The only other confirmed shark attack in Maine waters occurred 10 years ago near Eastport, and that shark was reported to be a porbeagle. Although shark attacks in Maine waters are rare, Keliher said, people should use caution when swimming or paddling in areas where there are schooling fish or seals. “Seals feed on fish and sharks feed on seals,” he said. “We urge swimmers and others recreating in or on the water in the Casco bay region, and in particular near Bailey Island to be aware of their surroundings and to avoid schools of fish or seals, which attract sharks.”
Around the time of the attack, several seal carcasses had been found with large shark bites, and following the attack, there were reports of shark sightings, prompting the state to implement swimming restrictions at a number of state beaches.
Skomal told various media outlets that great whites have always been present in Maine waters, but as the species has rebounded due to conservation measures, sightings likely will become more common. Most unprovoked great white shark attacks are cases of mistaken identity, he said. The attack on Holowach, who was wearing a wetsuit at the time, was likely made by a shark attempting to feed on what it thought was a seal, he said.
Portland boat franchise honored
Captains Bruce White and Matt Wilder, owners of on-water service provider Sea Tow Portland/Midcoast, have been honored with Sea Tow’s “2019 Franchise of the Year” award.
Franchise of the Year is awarded annually to the Sea Tow location that most exemplifies the company’s high standards of service and operation, according to a news release. Sea Tow CEO Joseph Frohnhoefer said that Wilder and White’s impact on the boating community both near and far was hard to beat. “They’re everything we look for in a Sea Tow captain and more.”

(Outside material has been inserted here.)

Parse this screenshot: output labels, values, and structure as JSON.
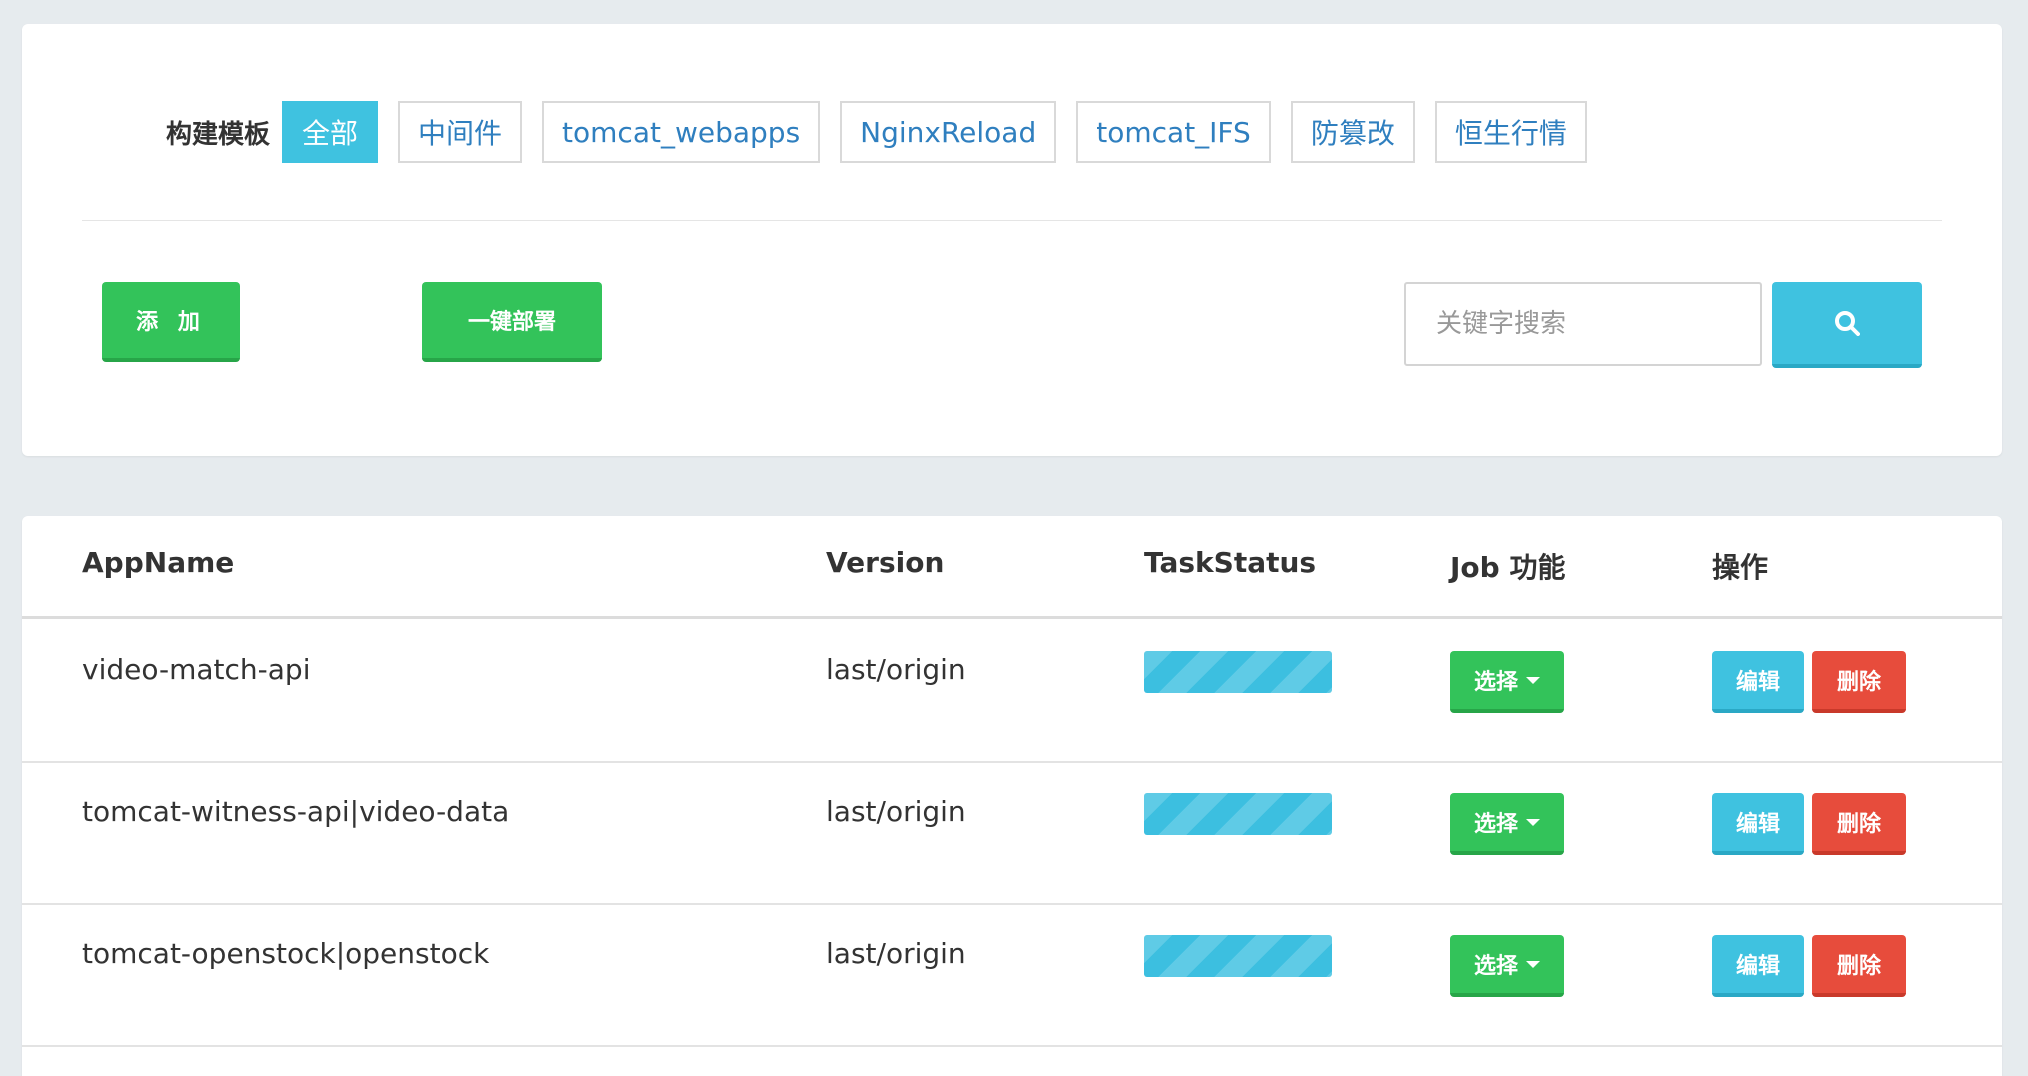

Over the years, White and Wilder have helped debut a number of new programs for both Sea Tow and its nonprofit arm, the Sea Tow Foundation. Two years ago, the duo unveiled Portland Sea Taxi. They have also partnered with local organizations such as the Maine Island Trail Association.